With regard to post-weaning nutrition, this research projecthas shown that when dietary transitions were carried out on a weight basis, lowbirth weight animals were significantly older and heavier at each transitioncompared to those of an equivalent birth weight fed using a commercial regime.This novel data showed the former method of feeding improved growth to theextent that low birth weight animals fed on a weight basis post-weaning in theresearch setting were 3% (38.6kg vs 37.3kg) and 8% (71.7kg vs 65.7kg) heavierat week 12 and 17 respectively compared to average birth weight animals rearedin the commercial setting. This indicates that it is not only the inferiorphysiology of compromised pigs which limits growth but also the productionsystem employed. Whilst low birth weight animals were generally associated witha greater percentage of body fat and lower percentage of lean compositioncompared to average birth weight pigs throughout the growing period, this wasnot exacerbated by the enhanced feeding regime. Hence this method of interventionrepresents a commercial opportunity to maximise performance andprofitability.
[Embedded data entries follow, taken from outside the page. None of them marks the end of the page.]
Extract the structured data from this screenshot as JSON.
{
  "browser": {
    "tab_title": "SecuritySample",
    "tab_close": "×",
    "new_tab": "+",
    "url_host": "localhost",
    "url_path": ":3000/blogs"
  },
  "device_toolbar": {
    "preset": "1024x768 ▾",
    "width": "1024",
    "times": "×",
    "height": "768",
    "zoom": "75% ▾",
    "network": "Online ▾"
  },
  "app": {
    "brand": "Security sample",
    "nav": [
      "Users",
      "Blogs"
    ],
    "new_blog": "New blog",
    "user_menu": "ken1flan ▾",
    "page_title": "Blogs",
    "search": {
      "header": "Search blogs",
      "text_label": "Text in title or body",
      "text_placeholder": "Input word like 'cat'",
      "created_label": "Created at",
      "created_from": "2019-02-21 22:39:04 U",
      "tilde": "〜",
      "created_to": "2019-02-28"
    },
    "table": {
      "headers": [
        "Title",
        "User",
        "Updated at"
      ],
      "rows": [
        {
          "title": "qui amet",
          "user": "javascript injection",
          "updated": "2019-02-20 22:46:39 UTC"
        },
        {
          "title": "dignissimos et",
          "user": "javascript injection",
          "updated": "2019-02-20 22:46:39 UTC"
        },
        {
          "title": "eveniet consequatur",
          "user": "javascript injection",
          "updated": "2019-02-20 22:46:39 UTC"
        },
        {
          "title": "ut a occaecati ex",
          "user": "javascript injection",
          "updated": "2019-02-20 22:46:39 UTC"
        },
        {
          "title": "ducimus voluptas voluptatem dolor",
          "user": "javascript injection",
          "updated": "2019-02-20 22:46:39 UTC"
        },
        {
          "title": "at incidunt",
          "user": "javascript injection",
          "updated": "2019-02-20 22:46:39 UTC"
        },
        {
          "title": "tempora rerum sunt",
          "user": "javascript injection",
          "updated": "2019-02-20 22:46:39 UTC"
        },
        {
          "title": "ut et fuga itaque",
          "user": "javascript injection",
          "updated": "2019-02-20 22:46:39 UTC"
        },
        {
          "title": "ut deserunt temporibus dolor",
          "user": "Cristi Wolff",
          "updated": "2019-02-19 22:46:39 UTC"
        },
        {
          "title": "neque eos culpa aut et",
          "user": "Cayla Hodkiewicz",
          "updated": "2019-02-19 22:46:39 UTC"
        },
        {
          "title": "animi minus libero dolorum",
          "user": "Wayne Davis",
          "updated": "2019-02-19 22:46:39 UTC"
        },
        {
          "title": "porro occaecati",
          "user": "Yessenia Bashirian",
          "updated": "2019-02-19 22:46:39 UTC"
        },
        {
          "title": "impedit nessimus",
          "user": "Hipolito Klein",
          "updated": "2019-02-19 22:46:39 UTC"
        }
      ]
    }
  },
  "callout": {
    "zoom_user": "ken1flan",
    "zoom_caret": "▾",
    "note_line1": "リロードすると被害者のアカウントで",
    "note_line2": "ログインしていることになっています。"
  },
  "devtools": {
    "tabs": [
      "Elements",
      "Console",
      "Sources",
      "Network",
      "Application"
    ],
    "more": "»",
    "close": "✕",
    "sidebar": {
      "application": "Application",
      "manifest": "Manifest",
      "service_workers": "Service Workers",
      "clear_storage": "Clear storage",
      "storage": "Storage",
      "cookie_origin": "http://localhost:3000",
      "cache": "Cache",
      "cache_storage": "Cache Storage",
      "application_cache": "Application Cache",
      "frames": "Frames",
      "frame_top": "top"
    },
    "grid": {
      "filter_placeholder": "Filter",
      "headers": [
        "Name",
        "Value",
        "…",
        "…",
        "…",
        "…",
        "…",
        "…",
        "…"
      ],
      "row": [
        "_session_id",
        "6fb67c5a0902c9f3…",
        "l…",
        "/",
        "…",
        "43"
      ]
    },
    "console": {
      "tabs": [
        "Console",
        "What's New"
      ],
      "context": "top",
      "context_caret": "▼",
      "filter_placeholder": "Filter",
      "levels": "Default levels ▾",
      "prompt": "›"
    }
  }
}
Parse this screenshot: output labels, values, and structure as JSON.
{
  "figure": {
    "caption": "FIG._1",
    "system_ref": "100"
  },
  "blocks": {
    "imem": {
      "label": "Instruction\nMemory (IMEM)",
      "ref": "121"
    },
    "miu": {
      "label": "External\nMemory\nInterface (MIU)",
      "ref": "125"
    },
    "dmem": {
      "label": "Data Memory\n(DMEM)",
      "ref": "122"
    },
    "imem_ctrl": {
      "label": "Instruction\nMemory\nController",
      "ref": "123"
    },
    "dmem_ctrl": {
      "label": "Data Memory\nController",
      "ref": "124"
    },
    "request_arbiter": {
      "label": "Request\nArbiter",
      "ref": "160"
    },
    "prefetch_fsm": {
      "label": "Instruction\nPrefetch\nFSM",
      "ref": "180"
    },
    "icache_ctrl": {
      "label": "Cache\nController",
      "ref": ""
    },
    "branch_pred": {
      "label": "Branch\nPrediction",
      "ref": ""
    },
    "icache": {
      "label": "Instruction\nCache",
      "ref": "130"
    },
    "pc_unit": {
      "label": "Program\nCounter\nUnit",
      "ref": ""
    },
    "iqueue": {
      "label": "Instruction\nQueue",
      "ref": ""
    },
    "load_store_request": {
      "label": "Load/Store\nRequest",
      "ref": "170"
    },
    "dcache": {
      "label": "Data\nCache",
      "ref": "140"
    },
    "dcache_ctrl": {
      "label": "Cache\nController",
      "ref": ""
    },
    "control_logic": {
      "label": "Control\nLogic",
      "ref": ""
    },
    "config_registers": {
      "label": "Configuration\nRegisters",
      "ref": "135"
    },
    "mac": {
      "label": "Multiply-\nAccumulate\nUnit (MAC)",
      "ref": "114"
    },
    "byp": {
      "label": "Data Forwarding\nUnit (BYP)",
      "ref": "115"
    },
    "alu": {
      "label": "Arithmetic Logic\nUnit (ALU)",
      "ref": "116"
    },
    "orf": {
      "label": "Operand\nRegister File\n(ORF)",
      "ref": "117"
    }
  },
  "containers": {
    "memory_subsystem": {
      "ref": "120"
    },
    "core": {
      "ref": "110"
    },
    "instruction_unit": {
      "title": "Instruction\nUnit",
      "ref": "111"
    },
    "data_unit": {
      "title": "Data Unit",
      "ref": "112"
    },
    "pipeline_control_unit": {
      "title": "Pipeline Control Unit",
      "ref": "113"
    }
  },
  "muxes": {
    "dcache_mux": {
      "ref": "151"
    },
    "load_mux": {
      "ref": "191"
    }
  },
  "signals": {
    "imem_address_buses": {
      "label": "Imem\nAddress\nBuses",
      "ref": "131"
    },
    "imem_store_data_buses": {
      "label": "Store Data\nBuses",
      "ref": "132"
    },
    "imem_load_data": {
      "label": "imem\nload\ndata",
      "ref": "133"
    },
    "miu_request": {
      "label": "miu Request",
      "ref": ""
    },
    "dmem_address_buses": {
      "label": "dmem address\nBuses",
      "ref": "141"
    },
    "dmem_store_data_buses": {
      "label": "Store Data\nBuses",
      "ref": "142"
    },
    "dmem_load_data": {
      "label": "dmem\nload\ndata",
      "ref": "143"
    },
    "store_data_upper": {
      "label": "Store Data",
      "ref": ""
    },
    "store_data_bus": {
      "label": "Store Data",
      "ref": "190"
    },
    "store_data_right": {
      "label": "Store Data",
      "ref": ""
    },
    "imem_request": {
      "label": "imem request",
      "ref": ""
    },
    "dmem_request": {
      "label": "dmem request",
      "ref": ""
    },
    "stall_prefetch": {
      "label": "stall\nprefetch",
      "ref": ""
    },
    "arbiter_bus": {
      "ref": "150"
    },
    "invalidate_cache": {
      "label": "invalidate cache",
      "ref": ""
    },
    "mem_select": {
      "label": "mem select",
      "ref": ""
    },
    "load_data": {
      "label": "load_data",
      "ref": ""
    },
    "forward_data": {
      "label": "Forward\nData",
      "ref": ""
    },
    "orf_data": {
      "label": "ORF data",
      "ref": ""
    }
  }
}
This research project outlines a number of opportunities forpig producers to improve productivity and efficiency at farm level. Enhancingnutritional management of the sow during lactation can significantly improvegrowth and suckling behaviour of low birth weight pigs, whilst reducingpre-weaning mortality. Furthermore, this study highlights that offering apost-weaning feeding regime tailored to animal weight can minimise anypost-weaning growth check in low birth weight animals, with no adverse effectson body composition or carcass quality.
|Date of Award||Dec 2020|
|Sponsors||Department of Agriculture, Environment and Rural Affairs|
|Supervisor||Elizabeth Magowan (Supervisor) & Nigel Scollan (Supervisor)|
- low birth weight pig
- lifetime growth
- suckling behaviour
- feeding behaviour
- body composition
- large litters